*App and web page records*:
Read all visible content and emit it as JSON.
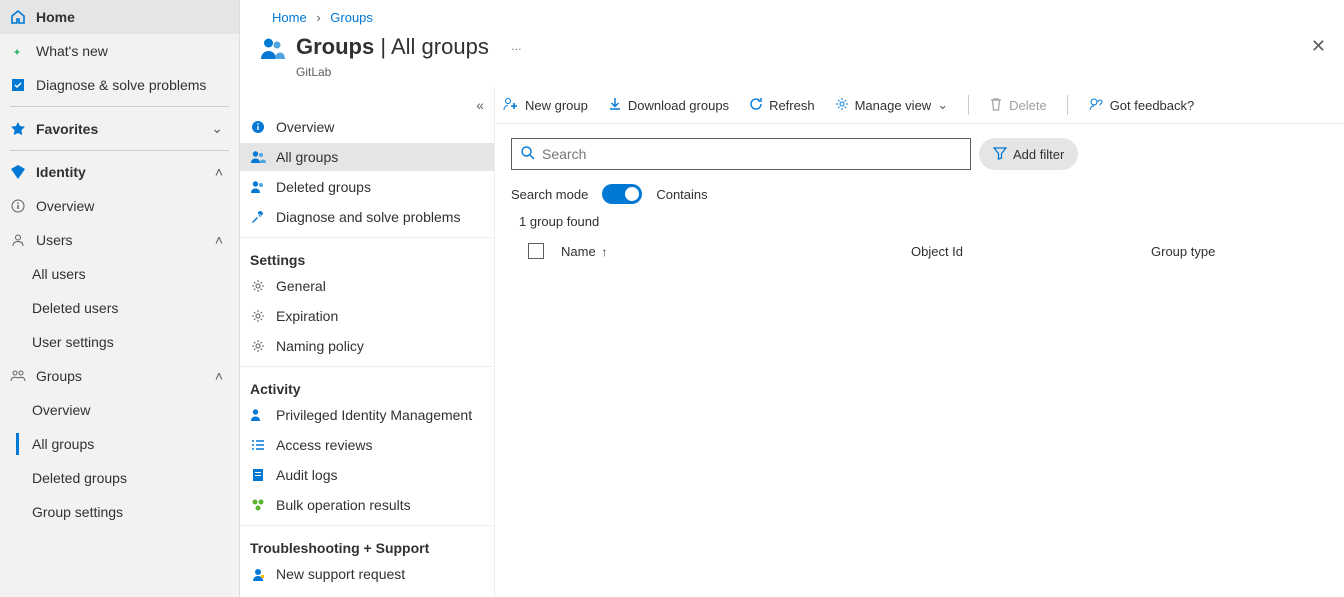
{
  "breadcrumb": {
    "home": "Home",
    "groups": "Groups"
  },
  "page": {
    "title_main": "Groups",
    "title_sub": "All groups",
    "subtitle": "GitLab"
  },
  "sidebar": {
    "home": "Home",
    "whatsnew": "What's new",
    "diagnose": "Diagnose & solve problems",
    "favorites": "Favorites",
    "identity": "Identity",
    "overview": "Overview",
    "users": "Users",
    "users_sub": {
      "all": "All users",
      "deleted": "Deleted users",
      "settings": "User settings"
    },
    "groups": "Groups",
    "groups_sub": {
      "overview": "Overview",
      "all": "All groups",
      "deleted": "Deleted groups",
      "settings": "Group settings"
    }
  },
  "mid": {
    "overview": "Overview",
    "all": "All groups",
    "deleted": "Deleted groups",
    "diag": "Diagnose and solve problems",
    "settings_h": "Settings",
    "general": "General",
    "expiration": "Expiration",
    "naming": "Naming policy",
    "activity_h": "Activity",
    "pim": "Privileged Identity Management",
    "access": "Access reviews",
    "audit": "Audit logs",
    "bulk": "Bulk operation results",
    "trouble_h": "Troubleshooting + Support",
    "support": "New support request"
  },
  "toolbar": {
    "newgroup": "New group",
    "download": "Download groups",
    "refresh": "Refresh",
    "manageview": "Manage view",
    "delete": "Delete",
    "feedback": "Got feedback?"
  },
  "search": {
    "placeholder": "Search",
    "mode_label": "Search mode",
    "mode_value": "Contains",
    "add_filter": "Add filter"
  },
  "results": {
    "count": "1 group found",
    "col_name": "Name",
    "col_objid": "Object Id",
    "col_type": "Group type"
  }
}
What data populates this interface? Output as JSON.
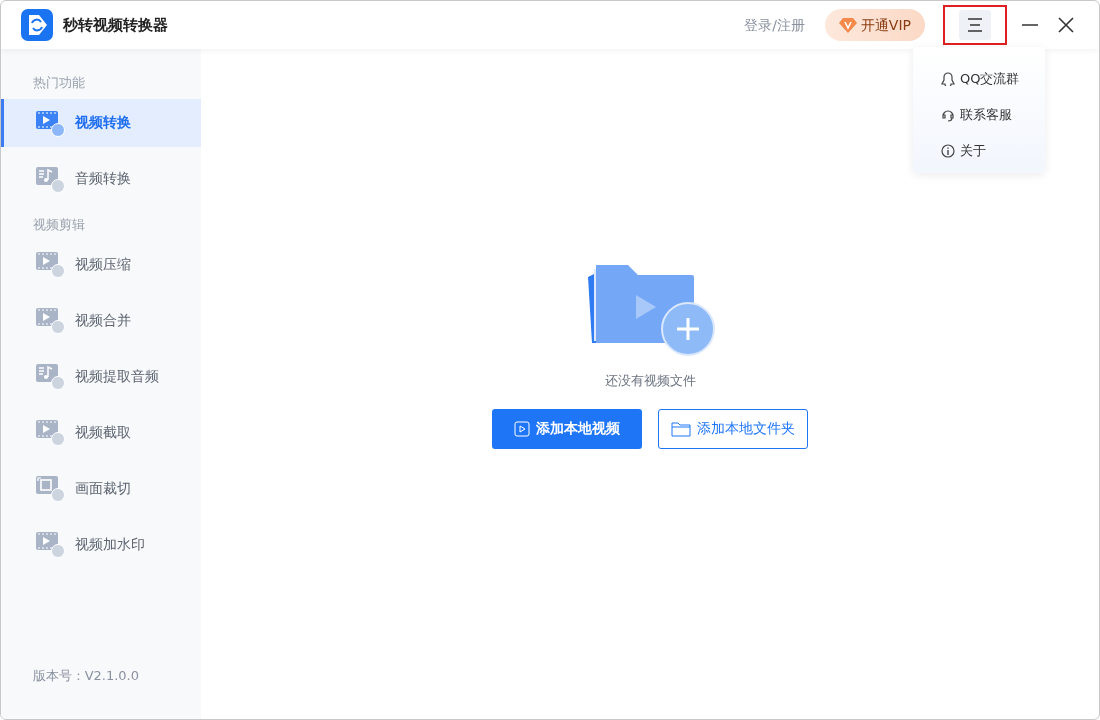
{
  "app": {
    "title": "秒转视频转换器"
  },
  "header": {
    "login": "登录/注册",
    "vip": "开通VIP",
    "menu_highlighted": true
  },
  "menu": [
    {
      "kind": "qq",
      "label": "QQ交流群"
    },
    {
      "kind": "service",
      "label": "联系客服"
    },
    {
      "kind": "info",
      "label": "关于"
    }
  ],
  "sidebar": {
    "sections": [
      {
        "title": "热门功能",
        "items": [
          {
            "kind": "film",
            "label": "视频转换",
            "selected": true
          },
          {
            "kind": "music",
            "label": "音频转换",
            "selected": false
          }
        ]
      },
      {
        "title": "视频剪辑",
        "items": [
          {
            "kind": "film",
            "label": "视频压缩",
            "selected": false
          },
          {
            "kind": "film",
            "label": "视频合并",
            "selected": false
          },
          {
            "kind": "music",
            "label": "视频提取音频",
            "selected": false
          },
          {
            "kind": "film",
            "label": "视频截取",
            "selected": false
          },
          {
            "kind": "frame",
            "label": "画面裁切",
            "selected": false
          },
          {
            "kind": "film",
            "label": "视频加水印",
            "selected": false
          }
        ]
      }
    ],
    "version": "版本号 : V2.1.0.0"
  },
  "main": {
    "empty_text": "还没有视频文件",
    "primary_button": "添加本地视频",
    "secondary_button": "添加本地文件夹"
  }
}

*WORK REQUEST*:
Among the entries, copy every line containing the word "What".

*EXERCISE SOLUTION*:
    "whatsnew": "What's new",
What data populates this interface? Output as JSON.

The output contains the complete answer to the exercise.